He has written over 100 articles for publications across the world. His images and writing about science and natural history have appeared in magazines like Sierra, Living Bird, UnDark, Defenders, Ensia, Resurgence and Ecologist, Birds and Blooms, Birdwatcher’s Digest, Birdwatching, Alaska, and others. While his instructional photography articles have been published in Shutterbug, Photographic, Photo Technique, Professional Photographer, Amateur Photographer and others. Dave is also an instructor at the Digital Photography School and Expert Photography. He leads small-group, active-learning photography workshops, and natural history tours in Alaska and abroad.


Amy Gulick

Nature Photographer and Writer

September 3-5

September 6-9

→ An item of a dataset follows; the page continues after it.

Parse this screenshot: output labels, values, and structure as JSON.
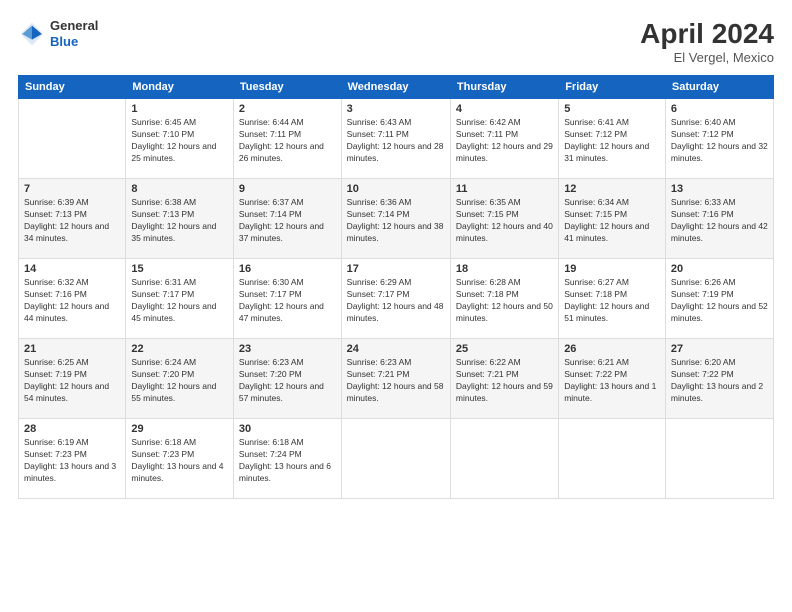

THE SALMON WAY: What the iconic fish of Alaska can teach us

Amy Gulick is an award-winning nature photographer and writer, and a Fellow with the International League of Conservation Photographers. Her images and stories have been featured in Outdoor Photographer, National Wildlife, Audubon, National Geographic NewsWatch, and The New Republic.

Her most recent book, The Salmon Way: An Alaska State of Mind, celebrates the relationships among salmon and people in Alaska, and is the winner of both a Nautilus and Independent Publisher Book Award, an INDIES Book of the Year Award, and has been named a Best Indie Book by Kirkus Reviews. Her book, Salmon in the Trees: Life in Alaska’s Tongass Rain Forest, is the recipient of both a Nautilus and Independent Publisher Book Award. Her work in Alaska has received numerous honors including the Daniel Housberg Wilderness Image Award from the Alaska Conservation Foundation and the Voice of the Wild Award from the Alaska Wilderness League.